Work instructions: Set it all down exactly, every record and every line.

[Recorded information Boundary: Start]

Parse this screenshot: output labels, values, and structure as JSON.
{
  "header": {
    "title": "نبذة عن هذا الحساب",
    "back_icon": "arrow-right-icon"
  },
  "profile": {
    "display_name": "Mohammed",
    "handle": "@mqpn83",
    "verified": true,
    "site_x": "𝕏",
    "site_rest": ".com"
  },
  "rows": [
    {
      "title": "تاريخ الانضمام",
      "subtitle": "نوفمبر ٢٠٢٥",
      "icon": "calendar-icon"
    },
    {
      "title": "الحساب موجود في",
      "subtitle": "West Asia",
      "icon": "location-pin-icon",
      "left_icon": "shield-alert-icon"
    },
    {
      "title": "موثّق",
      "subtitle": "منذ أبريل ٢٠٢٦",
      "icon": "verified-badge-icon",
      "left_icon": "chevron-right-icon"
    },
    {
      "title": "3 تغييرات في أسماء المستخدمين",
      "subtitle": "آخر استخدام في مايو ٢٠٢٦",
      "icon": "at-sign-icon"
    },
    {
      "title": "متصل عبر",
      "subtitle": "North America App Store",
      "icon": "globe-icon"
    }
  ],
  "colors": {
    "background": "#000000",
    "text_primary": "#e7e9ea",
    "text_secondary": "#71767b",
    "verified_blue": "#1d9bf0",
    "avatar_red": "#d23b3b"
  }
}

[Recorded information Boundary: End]

Written solution:
Parse this screenshot: output labels, values, and structure as JSON.
{
  "header": {
    "title": "نبذة عن هذا الحساب",
    "back_icon": "arrow-right-icon"
  },
  "profile": {
    "display_name": "Mohammed",
    "handle": "@mqpn83",
    "verified": true,
    "site_x": "𝕏",
    "site_rest": ".com"
  },
  "rows": [
    {
      "title": "تاريخ الانضمام",
      "subtitle": "نوفمبر ٢٠٢٥",
      "icon": "calendar-icon"
    },
    {
      "title": "الحساب موجود في",
      "subtitle": "West Asia",
      "icon": "location-pin-icon",
      "left_icon": "shield-alert-icon"
    },
    {
      "title": "موثّق",
      "subtitle": "منذ أبريل ٢٠٢٦",
      "icon": "verified-badge-icon",
      "left_icon": "chevron-right-icon"
    },
    {
      "title": "3 تغييرات في أسماء المستخدمين",
      "subtitle": "آخر استخدام في مايو ٢٠٢٦",
      "icon": "at-sign-icon"
    },
    {
      "title": "متصل عبر",
      "subtitle": "North America App Store",
      "icon": "globe-icon"
    }
  ],
  "colors": {
    "background": "#000000",
    "text_primary": "#e7e9ea",
    "text_secondary": "#71767b",
    "verified_blue": "#1d9bf0",
    "avatar_red": "#d23b3b"
  }
}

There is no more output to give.